Kalo, known globally as taro, has been a staple food of the Hawaiian diet since Polynesians first arrived on the Hawaiian Islands. It was one of the twenty-six “canoe plants” that were brought from Polynesia to the Pacific Islands nearly 2,000 years ago. Hanalei Taro and Juice Co. runs the island’s most popular food truck in Hanalei and offers an opportunity to taste and learn about this revered, sacred superfood.
Television and film buffs may note that Kauai was the backdrop for many movie sets. For instance, Wailua Falls, which drops about 80 feet via two streams, is featured at the beginning of Fantasy Island. Read about all the movies that were filmed on the island, and join a tour or spend a day or two tracking them down yourself.
Kauai is one of the best Hawaiian islands for hiking. Kauai Hiking Tours, a company that seeks to infuse outdoor recreation with Hawaiian history, leads the South Shore Coastal hike for an easy half-day adventure trekking through the site of a land-and-sea war fought in the 1300s. This group hike is available every Wednesday at a discounted rate. Other good options for first-time hikers include the well-marked Canyon Trail, Iliau Nature Loop, and Awa'awapuhi in Waimea Canyon and Kōke'e State Parks.
Did you know that Kauai has its own Grand Canyon? Waimea Canyon is ten miles long and 3,000 feet deep (compared to the real Grand Canyon, which is 277 miles long and 6,000 feet deep). "Waimea" is Hawaiian for "reddish water," which refers to the color of the canyon walls and the tint the water takes on as it runs through. To see it, take Waimea Canyon Drive, which leaves right from the small town of Waimea and offers several lookout points where you can stop off and take in bird's-eye views.
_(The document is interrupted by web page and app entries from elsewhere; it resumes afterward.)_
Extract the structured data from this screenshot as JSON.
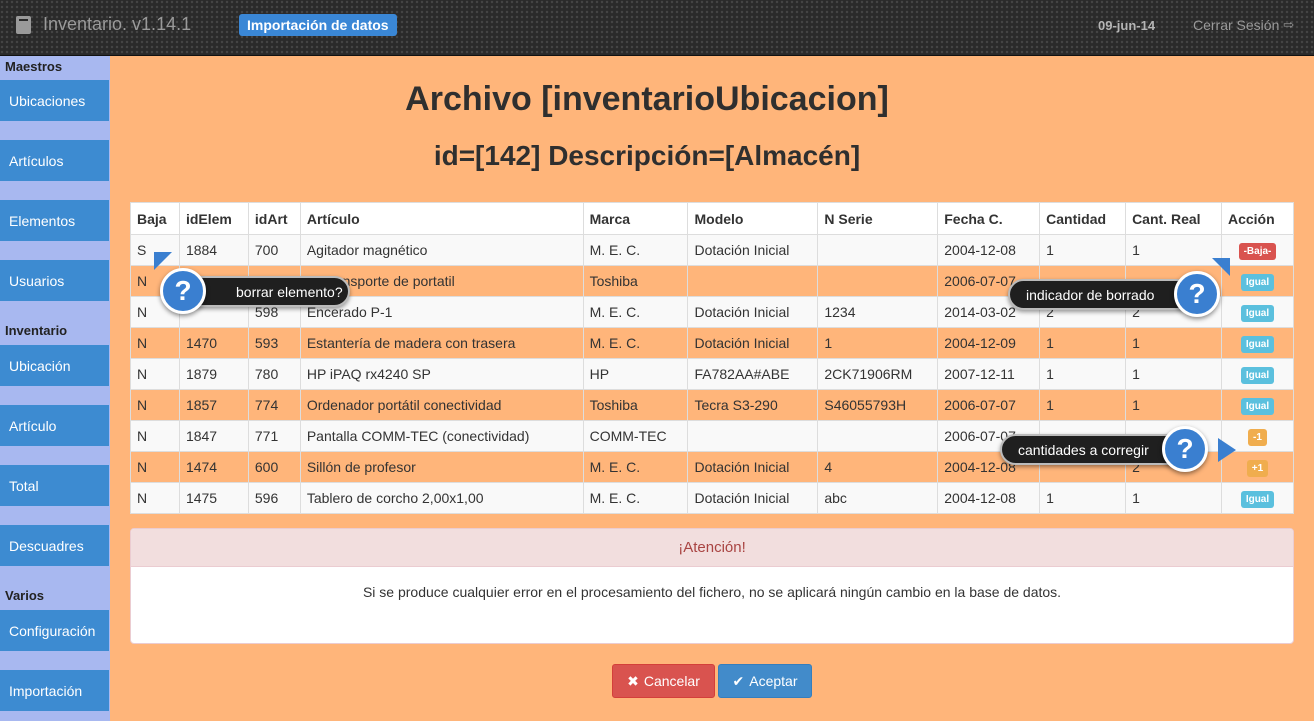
{
  "header": {
    "app_title": "Inventario. v1.14.1",
    "module_badge": "Importación de datos",
    "date": "09-jun-14",
    "logout_label": "Cerrar Sesión"
  },
  "sidebar": {
    "section_maestros": "Maestros",
    "maestros": [
      "Ubicaciones",
      "Artículos",
      "Elementos",
      "Usuarios"
    ],
    "section_inventario": "Inventario",
    "inventario": [
      "Ubicación",
      "Artículo",
      "Total",
      "Descuadres"
    ],
    "section_varios": "Varios",
    "varios": [
      "Configuración",
      "Importación"
    ]
  },
  "main": {
    "title": "Archivo [inventarioUbicacion]",
    "subtitle": "id=[142] Descripción=[Almacén]"
  },
  "table": {
    "headers": [
      "Baja",
      "idElem",
      "idArt",
      "Artículo",
      "Marca",
      "Modelo",
      "N Serie",
      "Fecha C.",
      "Cantidad",
      "Cant. Real",
      "Acción"
    ],
    "rows": [
      {
        "baja": "S",
        "idElem": "1884",
        "idArt": "700",
        "articulo": "Agitador magnético",
        "marca": "M. E. C.",
        "modelo": "Dotación Inicial",
        "serie": "",
        "fecha": "2004-12-08",
        "cantidad": "1",
        "real": "1",
        "accion": "-Baja-",
        "accion_type": "danger"
      },
      {
        "baja": "N",
        "idElem": "",
        "idArt": "",
        "articulo": "de transporte de portatil",
        "marca": "Toshiba",
        "modelo": "",
        "serie": "",
        "fecha": "2006-07-07",
        "cantidad": "",
        "real": "",
        "accion": "Igual",
        "accion_type": "info"
      },
      {
        "baja": "N",
        "idElem": "",
        "idArt": "598",
        "articulo": "Encerado P-1",
        "marca": "M. E. C.",
        "modelo": "Dotación Inicial",
        "serie": "1234",
        "fecha": "2014-03-02",
        "cantidad": "2",
        "real": "2",
        "accion": "Igual",
        "accion_type": "info"
      },
      {
        "baja": "N",
        "idElem": "1470",
        "idArt": "593",
        "articulo": "Estantería de madera con trasera",
        "marca": "M. E. C.",
        "modelo": "Dotación Inicial",
        "serie": "1",
        "fecha": "2004-12-09",
        "cantidad": "1",
        "real": "1",
        "accion": "Igual",
        "accion_type": "info"
      },
      {
        "baja": "N",
        "idElem": "1879",
        "idArt": "780",
        "articulo": "HP iPAQ rx4240 SP",
        "marca": "HP",
        "modelo": "FA782AA#ABE",
        "serie": "2CK71906RM",
        "fecha": "2007-12-11",
        "cantidad": "1",
        "real": "1",
        "accion": "Igual",
        "accion_type": "info"
      },
      {
        "baja": "N",
        "idElem": "1857",
        "idArt": "774",
        "articulo": "Ordenador portátil conectividad",
        "marca": "Toshiba",
        "modelo": "Tecra S3-290",
        "serie": "S46055793H",
        "fecha": "2006-07-07",
        "cantidad": "1",
        "real": "1",
        "accion": "Igual",
        "accion_type": "info"
      },
      {
        "baja": "N",
        "idElem": "1847",
        "idArt": "771",
        "articulo": "Pantalla COMM-TEC (conectividad)",
        "marca": "COMM-TEC",
        "modelo": "",
        "serie": "",
        "fecha": "2006-07-07",
        "cantidad": "",
        "real": "",
        "accion": "-1",
        "accion_type": "warning"
      },
      {
        "baja": "N",
        "idElem": "1474",
        "idArt": "600",
        "articulo": "Sillón de profesor",
        "marca": "M. E. C.",
        "modelo": "Dotación Inicial",
        "serie": "4",
        "fecha": "2004-12-08",
        "cantidad": "",
        "real": "2",
        "accion": "+1",
        "accion_type": "warning"
      },
      {
        "baja": "N",
        "idElem": "1475",
        "idArt": "596",
        "articulo": "Tablero de corcho 2,00x1,00",
        "marca": "M. E. C.",
        "modelo": "Dotación Inicial",
        "serie": "abc",
        "fecha": "2004-12-08",
        "cantidad": "1",
        "real": "1",
        "accion": "Igual",
        "accion_type": "info"
      }
    ]
  },
  "callouts": {
    "borrar": "borrar elemento?",
    "indicador": "indicador de borrado",
    "corregir": "cantidades a corregir",
    "icon_glyph": "?"
  },
  "alert": {
    "title": "¡Atención!",
    "message": "Si se produce cualquier error en el procesamiento del fichero, no se aplicará ningún cambio en la base de datos."
  },
  "buttons": {
    "cancel": "Cancelar",
    "accept": "Aceptar"
  },
  "colors": {
    "background": "#ffb57a",
    "sidebar": "#a8b8f0",
    "nav_item": "#3d8bd1",
    "primary": "#428bca",
    "danger": "#d9534f",
    "info": "#5bc0de",
    "warning": "#f0ad4e"
  }
}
The road also gives you access to Koke'e State Park, where there are many hikes in and around the canyon.
The Nā Pali Coast is Kauai’s number one attraction -- its dramatic seaside cliffs crown the island’s northern shore. There are many ways to see the coastline, including by boat, kayak, helicopter, and on foot; don’t leave the island without experiencing one of them. Consider this, though: Many people find their way to Ke’e Beach at the end of the road and the beginning of the Nā Pali Coast. It is overcrowded and extremely difficult to find a parking spot. For these reasons, unless you have your heart set on hiking the first two miles of the infamous Kalalau Trail, opt for a boat or helicopter ride.
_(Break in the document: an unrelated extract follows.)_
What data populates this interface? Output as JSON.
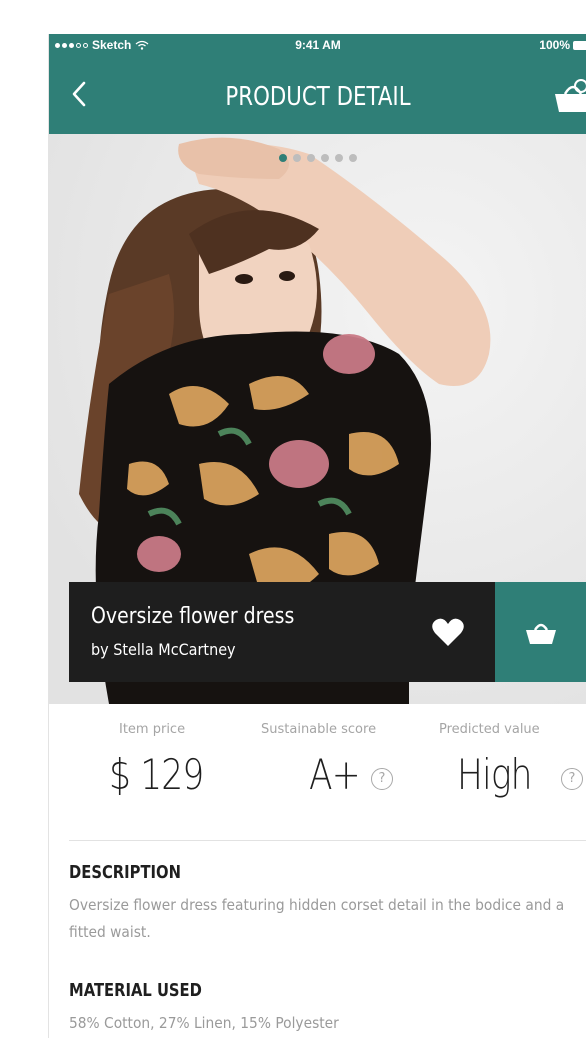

Ke Kahua O Kāneiolouma, or the Kāneiolouma Complex, has been undergoing a restoration for more than a decade. So far, researchers have uncovered a thirteen-acre complex that contains habitation, cultivation, sporting, assembly, and religious structures believed to date back to the mid-1400s. Remnants of house sites, fishponds, taro fields, irrigation channels, shrines, and altars have also been found. Near its center is what may be the only intact Makahiki (ancient Hawaiian new year festival) sporting arena in the state. The complex is referred to as a wahi pana, or a storied place.
Currently, the project is fundraising to reconstruct the internal rock walls, rebuild the historic houses, restore the fishponds and taro farms, and integrate the public for viewing, which -- for now -- is restricted to a platform. Still, it is worth a stop to read the information boards on your way to or from Poʻipū Beach, as it is one of the largest ancient discoveries in the entire island chain. You can also stop by the Kauai Museum to learn more from a docent.
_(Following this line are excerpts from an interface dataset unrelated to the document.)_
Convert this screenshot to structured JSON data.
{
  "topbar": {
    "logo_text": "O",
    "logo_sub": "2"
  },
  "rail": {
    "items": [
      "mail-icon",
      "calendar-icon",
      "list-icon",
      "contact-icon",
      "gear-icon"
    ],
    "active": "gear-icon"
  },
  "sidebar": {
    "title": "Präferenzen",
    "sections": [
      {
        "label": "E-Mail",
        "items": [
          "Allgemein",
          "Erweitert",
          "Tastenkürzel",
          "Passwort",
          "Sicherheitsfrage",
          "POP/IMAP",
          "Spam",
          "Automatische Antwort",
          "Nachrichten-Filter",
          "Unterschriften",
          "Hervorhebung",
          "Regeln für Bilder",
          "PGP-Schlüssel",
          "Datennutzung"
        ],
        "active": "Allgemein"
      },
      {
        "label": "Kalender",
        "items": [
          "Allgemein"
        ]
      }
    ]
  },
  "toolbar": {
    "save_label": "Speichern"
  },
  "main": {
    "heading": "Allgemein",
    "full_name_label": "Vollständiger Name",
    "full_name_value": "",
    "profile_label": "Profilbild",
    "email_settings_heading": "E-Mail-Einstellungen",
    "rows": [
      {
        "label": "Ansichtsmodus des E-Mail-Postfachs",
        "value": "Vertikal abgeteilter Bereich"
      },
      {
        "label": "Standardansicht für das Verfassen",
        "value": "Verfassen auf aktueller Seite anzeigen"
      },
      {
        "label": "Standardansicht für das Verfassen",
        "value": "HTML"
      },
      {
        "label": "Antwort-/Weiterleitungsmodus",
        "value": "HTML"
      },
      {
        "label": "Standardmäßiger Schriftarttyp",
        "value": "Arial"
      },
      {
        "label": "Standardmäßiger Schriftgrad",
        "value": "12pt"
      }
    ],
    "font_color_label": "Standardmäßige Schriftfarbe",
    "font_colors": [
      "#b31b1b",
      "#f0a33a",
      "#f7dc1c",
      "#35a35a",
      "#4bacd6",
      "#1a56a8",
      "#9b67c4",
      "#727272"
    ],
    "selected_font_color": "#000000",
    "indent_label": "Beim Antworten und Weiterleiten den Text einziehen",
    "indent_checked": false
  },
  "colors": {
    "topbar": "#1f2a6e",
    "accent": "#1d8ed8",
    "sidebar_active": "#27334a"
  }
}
Surfing is a must when visiting any of the Hawaiian islands, but especially on Kauai. Hanalei Bay is one of the best places to learn in the whole island chain, thanks to its easy rollers and a relaxing, mountainous backdrop. Try Hawaiian Surfing Adventures for a group or individual lesson.